While Baker Hughes has consistently been overlooked when discussing the "Big Three" within the energy services space, Baker Hughes stock has actually outperformed Schlumberger by 8%. It seems management is finally ready to take that extra step forward to produce the sort of results the Street has been waiting for. With growth having returned to North America and abroad, these shares still look undervalued by at least 10%.
I don't believe the Street has ever doubted that the energy sector -- which has been marred by weak oil prices and soft rig counts -- would rebound in a meaningful way. The question has been if/when the market did recover, would Baker Hughes regain its trading status as a strong oil producer as opposed to natural gas, where there has been some continued weakness? These and other questions were answered convincingly following the company's third-quarter earnings results, which included a 22% jump in profits.
Baker Hughes posted revenue of $5.8 billion, which advanced 5.5% year over year. While it's not on the level of Schlumberger's 9% growth, Baker Hughes outperformed Halliburton by almost 4%. Given that this sector has always been considered a "bottom line" business, Baker Hughes 22% profit increase was the best among the "Big Three." And I believe the company's management deserves a lot of credit.

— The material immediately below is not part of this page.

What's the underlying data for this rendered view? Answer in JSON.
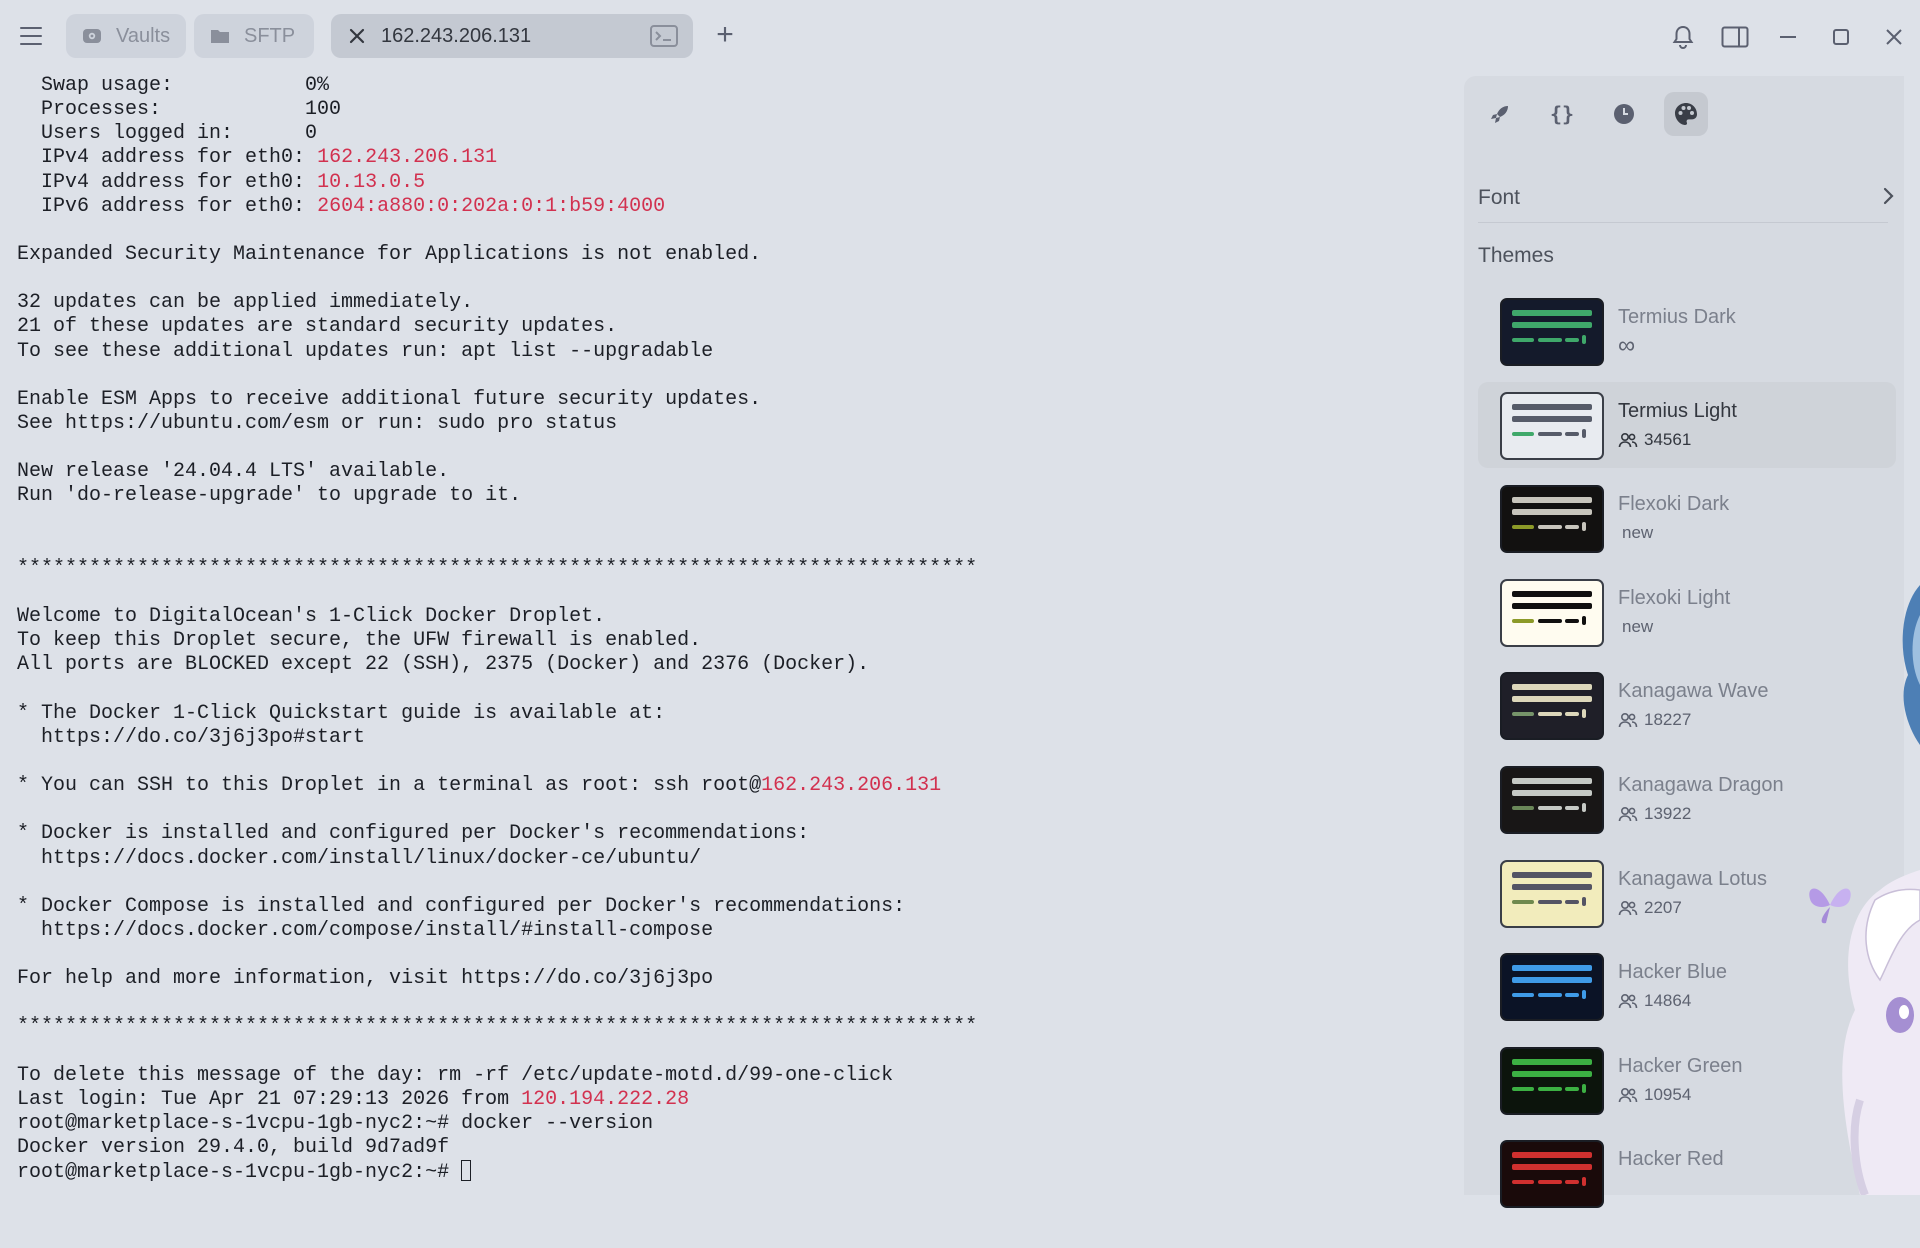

Let's not forget, an increased amount of strain was added on the pressure-pumping business at the height of the natural-gas surplus. The company's management had come under quite a bit of scrutiny as a result of lower prices. Like Schlumberger and Halliburton, which were forced to shift operations to higher-cost areas like shale, Baker Hughes having outperformed both companies in profitability implies a higher level of execution, especially since shale is less efficient.